Negotiated hotel rates are one of the most powerful ways to save money on corporate travel. These rates may save companies anywhere between 20% to 50% on their hotel expenses. In fact, corporate negotiated rates represent almost 30% of US lodging industry revenue.

It is a common misconception that only large corporations have the market power to negotiate a lower rate with hotels. On the contrary, companies that spend as little as $5000 in a particular market can be successful in negotiating a preferred rate for themselves.

How to get access to negotiated hotel rates?

The following steps will help you negotiate a lower rate.

  1. Identify the markets where your employees travel to frequently.
  2. Calculate the total number of room nights you expect to spend in each market. These figures may be monthly, quarterly or yearly.
  3. Locate the destinations (such as offices, conference centers, etc.) in each market where your employees are traveling to. Find hotels that are convenient for the business purpose.
  4. Send a “request for proposal” to the sales manager at each property. This is also known as an RFP, for short.
  5. Review every RFP and then select preferred hotels.
  6. Put a process in place to ensure that your employees make reservations at the said property. You will also need to ensure that they utilize the negotiated rate.

Does this sound like a lot of work? Of course it does! How will you gather all the data? Collating this information can be very hard for companies using antiquated systems and processes. However, organizations using the right software can access the data with a simple click.

How many room nights did my company use while traveling to destinations within three miles of downtown Chicago in 2015? Click.
What was the average room rate that we paid? Click.
What were the rates offered by other hotels of similar quality? Click.

How to ensure that your employees take advantage of negotiated hotel rates?

How do you make sure that your travelers actually book rooms at the hotels you have chosen? After all, travelers  have every incentive to stay at hotels that give them the most miles or reward points.

Luckily, an effective travel policy and the right software makes the process work. With the right tools, you will be empowered to do the following.

  • Write a travel policy which requires your employees to book hotels through your travel system. Use an integrated expense system to flag hotel reservations booked through other channels for review.
  • Configure your travel system to highlight negotiated hotel rates at the top of the search results.
  • Alert managers by email when a traveler chooses a rate that is more expensive than the negotiated rate. Configure your expense system to flag such reservations for further review.

We let you do all of the above and a lot more. Feel free to contact us right away to request a demo.

A travel policy should have clear rules, not vague guidelines!

Business travelers should use the same care for spending company funds that they would use with their own money. This should be the basic premise for an effective travel policy. However, we have seen travel policies so vague that they allow policy violations. At times, they may even encourage business travelers to spend more than they ever would with their own money!

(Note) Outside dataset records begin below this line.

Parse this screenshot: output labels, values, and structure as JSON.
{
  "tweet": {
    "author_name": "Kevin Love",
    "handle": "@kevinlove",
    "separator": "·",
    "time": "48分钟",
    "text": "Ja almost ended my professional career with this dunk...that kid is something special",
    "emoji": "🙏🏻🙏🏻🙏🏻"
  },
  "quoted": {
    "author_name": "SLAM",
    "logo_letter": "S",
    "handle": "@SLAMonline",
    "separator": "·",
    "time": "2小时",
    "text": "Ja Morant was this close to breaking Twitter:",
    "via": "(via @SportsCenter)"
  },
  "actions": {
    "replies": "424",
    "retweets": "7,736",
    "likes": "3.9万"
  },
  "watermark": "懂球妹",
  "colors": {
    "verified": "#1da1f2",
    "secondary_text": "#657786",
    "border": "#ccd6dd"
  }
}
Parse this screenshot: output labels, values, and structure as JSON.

A case in point would be this travel policy from a prominent university. It states that airline fees for services including “convenient or early boarding, extended legroom, seat location, baggage, in-flight meals, [and] Wi-Fi service should be incurred responsibly and should not be excessive.” This vague rule leaves the traveler to determine what is responsible and what is excessive. It provides no guidance regarding this.

Seat 24J would violate an effective travel policy.

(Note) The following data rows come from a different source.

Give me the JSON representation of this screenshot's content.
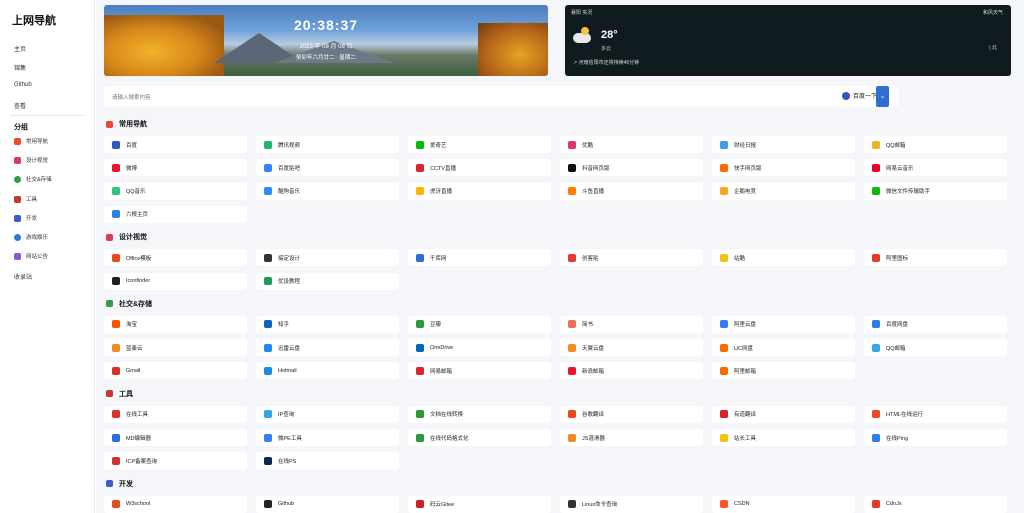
{
  "sidebar": {
    "brand": "上网导航",
    "nav": [
      "主页",
      "锦集",
      "Github",
      "查看"
    ],
    "group_title": "分组",
    "groups": [
      {
        "label": "常用导航",
        "icon": "fire-icon",
        "color": "#e84a3a"
      },
      {
        "label": "设计视觉",
        "icon": "design-icon",
        "color": "#d83c5a"
      },
      {
        "label": "社交&存储",
        "icon": "chat-icon",
        "color": "#2ea043"
      },
      {
        "label": "工具",
        "icon": "tools-icon",
        "color": "#c0392b"
      },
      {
        "label": "开发",
        "icon": "monitor-icon",
        "color": "#3b5ac4"
      },
      {
        "label": "游戏娱乐",
        "icon": "globe-icon",
        "color": "#2a7ad8"
      },
      {
        "label": "网站公告",
        "icon": "announce-icon",
        "color": "#8a5bd6"
      }
    ],
    "footer_link": "收录站"
  },
  "header": {
    "time": "20:38:37",
    "date": "2023 年 08 月 08 日",
    "lunar": "癸卯年六月廿二 · 星期二"
  },
  "weather": {
    "city": "襄阳 实况",
    "source": "和风天气",
    "temp": "28°",
    "desc": "多云",
    "alert": "↗ 河南信阳市还将持续45分钟",
    "right": "| 北"
  },
  "search": {
    "placeholder": "请输入搜索内容",
    "engine": "百度一下",
    "dropdown_icon": "chevron-down-icon"
  },
  "sections": [
    {
      "title": "常用导航",
      "icon": "fire-icon",
      "color": "#e84a3a",
      "items": [
        {
          "label": "百度",
          "color": "#2b57c7"
        },
        {
          "label": "腾讯视频",
          "color": "#24b36b"
        },
        {
          "label": "爱奇艺",
          "color": "#00be06"
        },
        {
          "label": "优酷",
          "color": "#e0356a"
        },
        {
          "label": "财经日报",
          "color": "#3aa0e8"
        },
        {
          "label": "QQ邮箱",
          "color": "#f1b32b"
        },
        {
          "label": "微博",
          "color": "#e6162d"
        },
        {
          "label": "百度贴吧",
          "color": "#3385ff"
        },
        {
          "label": "CCTV直播",
          "color": "#d8252d"
        },
        {
          "label": "抖音网页版",
          "color": "#111111"
        },
        {
          "label": "快手网页版",
          "color": "#ff6a00"
        },
        {
          "label": "网易云音乐",
          "color": "#e60026"
        },
        {
          "label": "QQ音乐",
          "color": "#31c27c"
        },
        {
          "label": "酷狗音乐",
          "color": "#2c8ef8"
        },
        {
          "label": "虎牙直播",
          "color": "#ffb300"
        },
        {
          "label": "斗鱼直播",
          "color": "#ff7a00"
        },
        {
          "label": "企鹅电竞",
          "color": "#f5a623"
        },
        {
          "label": "微信文件传输助手",
          "color": "#09bb07"
        },
        {
          "label": "六根主页",
          "color": "#2a82e4"
        }
      ]
    },
    {
      "title": "设计视觉",
      "icon": "design-icon",
      "color": "#d83c5a",
      "items": [
        {
          "label": "Office模板",
          "color": "#e64a19"
        },
        {
          "label": "搞定设计",
          "color": "#333333"
        },
        {
          "label": "千库网",
          "color": "#2d6cdf"
        },
        {
          "label": "创客贴",
          "color": "#e53935"
        },
        {
          "label": "站酷",
          "color": "#f4c20d"
        },
        {
          "label": "阿里图标",
          "color": "#e23c28"
        },
        {
          "label": "Iconfinder",
          "color": "#222222"
        },
        {
          "label": "优设教程",
          "color": "#1d9a5f"
        }
      ]
    },
    {
      "title": "社交&存储",
      "icon": "chat-icon",
      "color": "#2ea043",
      "items": [
        {
          "label": "淘宝",
          "color": "#ff5000"
        },
        {
          "label": "知乎",
          "color": "#0a66c2"
        },
        {
          "label": "豆瓣",
          "color": "#2e963d"
        },
        {
          "label": "简书",
          "color": "#ea6f5a"
        },
        {
          "label": "阿里云盘",
          "color": "#3b7cf6"
        },
        {
          "label": "百度网盘",
          "color": "#2e7de1"
        },
        {
          "label": "蓝奏云",
          "color": "#f08a24"
        },
        {
          "label": "迅雷云盘",
          "color": "#1e8ae8"
        },
        {
          "label": "OneDrive",
          "color": "#0364b8"
        },
        {
          "label": "天翼云盘",
          "color": "#f28c28"
        },
        {
          "label": "UC网盘",
          "color": "#ff6a00"
        },
        {
          "label": "QQ邮箱",
          "color": "#3aa5e0"
        },
        {
          "label": "Gmail",
          "color": "#d93025"
        },
        {
          "label": "Hotmail",
          "color": "#1b8ce6"
        },
        {
          "label": "网易邮箱",
          "color": "#d8252d"
        },
        {
          "label": "新浪邮箱",
          "color": "#e6162d"
        },
        {
          "label": "阿里邮箱",
          "color": "#ff6a00"
        }
      ]
    },
    {
      "title": "工具",
      "icon": "tools-icon",
      "color": "#c0392b",
      "items": [
        {
          "label": "在线工具",
          "color": "#d83030"
        },
        {
          "label": "IP查询",
          "color": "#3aa0e8"
        },
        {
          "label": "文档在线转换",
          "color": "#2e963d"
        },
        {
          "label": "谷歌翻译",
          "color": "#e64a19"
        },
        {
          "label": "有道翻译",
          "color": "#d8252d"
        },
        {
          "label": "HTML在线运行",
          "color": "#e44d26"
        },
        {
          "label": "MD编辑器",
          "color": "#2d6cdf"
        },
        {
          "label": "微PE工具",
          "color": "#3b7cf6"
        },
        {
          "label": "在线代码格式化",
          "color": "#2e963d"
        },
        {
          "label": "JS混淆器",
          "color": "#f08a24"
        },
        {
          "label": "站长工具",
          "color": "#f4c20d"
        },
        {
          "label": "在线Ping",
          "color": "#2a82e4"
        },
        {
          "label": "ICP备案查询",
          "color": "#d83030"
        },
        {
          "label": "在线PS",
          "color": "#0a2a54"
        }
      ]
    },
    {
      "title": "开发",
      "icon": "monitor-icon",
      "color": "#3b5ac4",
      "items": [
        {
          "label": "W3school",
          "color": "#e44d26"
        },
        {
          "label": "Github",
          "color": "#222222"
        },
        {
          "label": "码云Gitee",
          "color": "#c71d23"
        },
        {
          "label": "Linux命令查询",
          "color": "#333333"
        },
        {
          "label": "CSDN",
          "color": "#fc5531"
        },
        {
          "label": "CdnJs",
          "color": "#e23c28"
        }
      ]
    }
  ]
}
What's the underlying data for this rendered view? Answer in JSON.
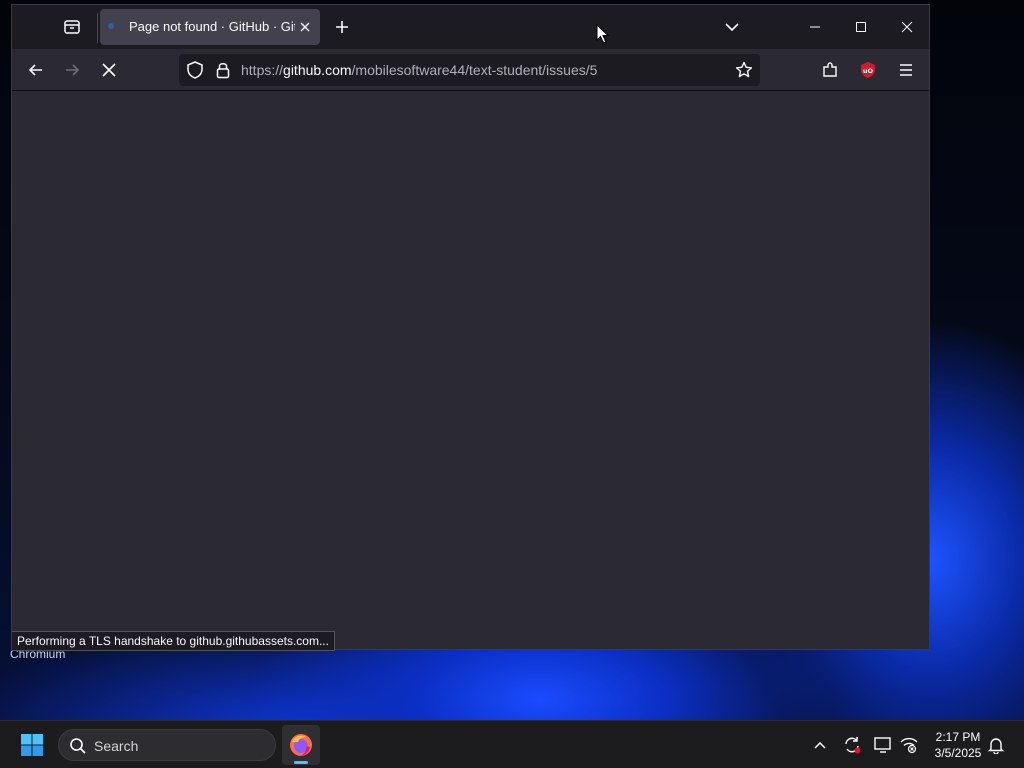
{
  "desktop": {
    "labels": [
      "Chromium"
    ]
  },
  "browser": {
    "tab": {
      "title": "Page not found · GitHub · GitHub"
    },
    "url": {
      "scheme": "https://",
      "host": "github.com",
      "path": "/mobilesoftware44/text-student/issues/5"
    },
    "status_text": "Performing a TLS handshake to github.githubassets.com..."
  },
  "taskbar": {
    "search_label": "Search",
    "clock": {
      "time": "2:17 PM",
      "date": "3/5/2025"
    }
  },
  "colors": {
    "browser_bg": "#2b2a33",
    "tabbar_bg": "#1c1b22",
    "active_tab": "#42414d",
    "ublock_red": "#d21c2d",
    "firefox_orange": "#ff7139"
  },
  "icons": [
    "tab-list-icon",
    "close-icon",
    "plus-icon",
    "chevron-down-icon",
    "minimize-icon",
    "maximize-icon",
    "back-icon",
    "forward-icon",
    "stop-icon",
    "shield-icon",
    "lock-icon",
    "star-icon",
    "extensions-icon",
    "ublock-icon",
    "menu-icon",
    "windows-start-icon",
    "search-icon",
    "firefox-icon",
    "chevron-up-icon",
    "sync-icon",
    "display-icon",
    "network-icon",
    "bell-icon"
  ]
}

Seat 24J would violate an effective travel policy.

The seat map above shows an aisle seat in Row 24 which costs $75 and an aisle seat in Row 27 which has no fee. Does a seat on Row 24 provide more legroom, free drinks, priority boarding, or other perks when compared to Row 27? No, it does not! It just gives the traveler more miles or points and lets him leave the plane a few seconds earlier. Who is paying the extra $75? Employers with vague travel policies!

How can the above travel policy be more effective?

Making a travel policy more successful is easier than one may realize. An effective rule would say, “Travelers may spend up to $10 for each hour of flight time to purchase a window or aisle seat when no window or aisle seats are otherwise available.” Such a rule does the following.

  • It balances the comfort of the traveler with the need to spend the organization’s travel funds responsibly.
  • It clearly demarcates expenses that are acceptable from those that are not.

A corporate travel booking solution can tell employees whether they may purchase seats as they view the seat map! Such tools take into account the following.

  • The duration of the flight.
  • The availability of aisle and window seats.

Adding the said rule to the online booking solution is important because it ensures that travelers do not need to commit the rule to memory. However, they cannot claim ignorance of the travel policy after they have purchased their ticket either.